Saturday, 6 December 2014

Cellular Applause

Another post about herbalism, incredibly.

Kurt Vonnegut's 'Slaughterhouse Five', mentioned the other day, has a bit in it where the main character, Billy Pilgrim, is suffering from severe malnutrition and working in a factory which makes multivitamin syrup.  This being the Second World War, anyone in the factory who consumes the syrup will face the death penalty, so he restrains himself even though everyone else is doing it.  On the second day, he succumbs and, and I paraphrase, every cell in his body lets out a round of applause.

There are plenty of biological drives like this, such as the urge to breathe, quench your thirst and sate your hunger, and this last one is probably closest to the urge to take a herbal remedy for me.

This morning, I was dispensing some of this stuff:


This is 1:5 tincture of Vaccinium myrtillus, also known rather vaguely as bilberry or blueberry although it's only one of several related species of the fruit, native to the Old and New Worlds.

I'm currently holding it in my mouth.  It has a vague sweetness to it with a note of astringency, and it will shortly flow down my throat. There it goes.  It has a pleasant aftertaste and is in fact, to me right now, rather moreish (though not that moreish).

In normal circumstances, I don't crave bilberry (oh, by the way, here's a botanical illustration of the stuff:

), but this morning I found myself doing so.  This is doubtless because there is something in the plant I needed, which wouldn't be surprising as I haven't eaten much fruit other than cucumbers and tomatoes recently, so it'll be the flavonoids, vitamin C, anthocyanins or something.  I haven't had this with Vaccinium before though.

When this happens, the experience Kurt Vonnegut describes above follows shortly after.  It's hard to describe, but you know it when you feel it.  There's also a sense of it being like a jigsaw piece fitting into a puzzle, which in pharmacodynamic (what something does to you) terms is sort of what happens - the various bits of needed stuff slot into the gaps in your body which need them and then you end up being able to do what you need.

Something I've experienced this with more than any other herb is the bitter reaction (which I'm experiencing now as I type about it) from Erythraea centaurium.  The bitter reaction seems to be the release of the pancreatic hormone gastrin due to stimulation of the glossopharyngeal nerve by the bitter taste and the consequent stimulation of the vagus nerve (cranial nerves IX and X, which as the numbers suggest are neighbours).  Here's a photo of some Erythraea centaurium flowers:

"Centaurium erythraea 220603" by Picture taken by BerndH - Own work.

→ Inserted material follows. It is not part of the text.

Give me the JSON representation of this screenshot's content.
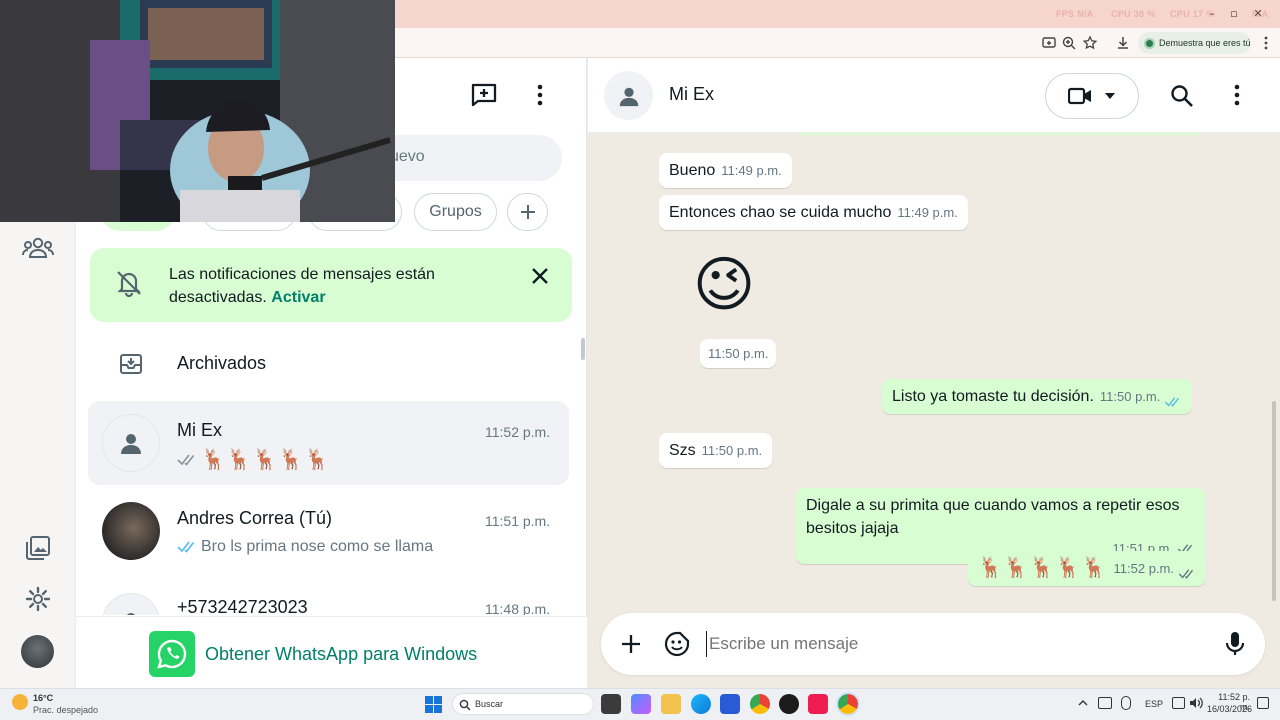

Licensed under Creative Commons Attribution-Share Alike 3.0 via Wikimedia Commons - http://commons.wikimedia.org/wiki/File:Centaurium_erythraea_220603.jpg#mediaviewer/File:Centaurium_erythraea_220603.jpg

This stuff was clearly something I needed.  It was of course a liver tonic, and I have had Gilbert's Syndrome, which is like IBS for jaundice instead of the bowels, so probably that was why.  However, with certain herbs you don't need to take the actual herbal remedy itself to get the action, and bitters are a particularly good example of this.  When I was thinking about this herb earlier, I had the taste in mind and I could feel it making my mouth water.  This is because simply thinking about the taste stimulates the release of gastrin in the same way as the actual taste does.

There are at least two other taste reflexes, I would say, and in fact I would say that probably every taste has its response.  One is the sour reflex stimulated by vinegar, which does things like cause coughing, and another is apparently the sweet reflex.  There's a strong tendency for sweet substances without useful calories to lower blood sugar, and this makes sense as the sweet taste is often associated with the consumption of sugar so it would seem to be a signal for the body to start storing glucose and getting it out of the bloodstream to make room for more and prevent, for instance, fluid loss by diuresis, which is what happens when substances rises above certain levels in the plasma.

Cravings, however, can also fool you as they can be addictions to harmful substances.  This happens all the time with carbohydrates for many people, although for me I am for some reason averse to sugar and sweet-tasting food, a phenomenon my brother refers to as "not liking nice stuff".

Of course I'm going to have to shoehorn this in.  The ultimate cellular applause moment I experience is when I consume a phytoestrogen, and of course this works whether or not I know I'm doing it.  That's just on another level entirely, and presumably the same happens when an F2M gets testosterone.

Leaving that aside though, because I must be boring you all senseless, one of the rather tricky tasks a herbalist has to do is to flip this round.  Just as sympathy symptoms are reflected in the practitioner's own body, and in my case I do mean reflected as they occur on the opposite side of my body than the patient's on most occasions, the cravings could be too, and if those cravings are therapeutic rather than addictions, you then have to try to get yourself mentally into a position where you crave what they crave, and then distinguish between the helpful and unhelpful cravings.

That's the peculiar job of the herbalist, or part of it.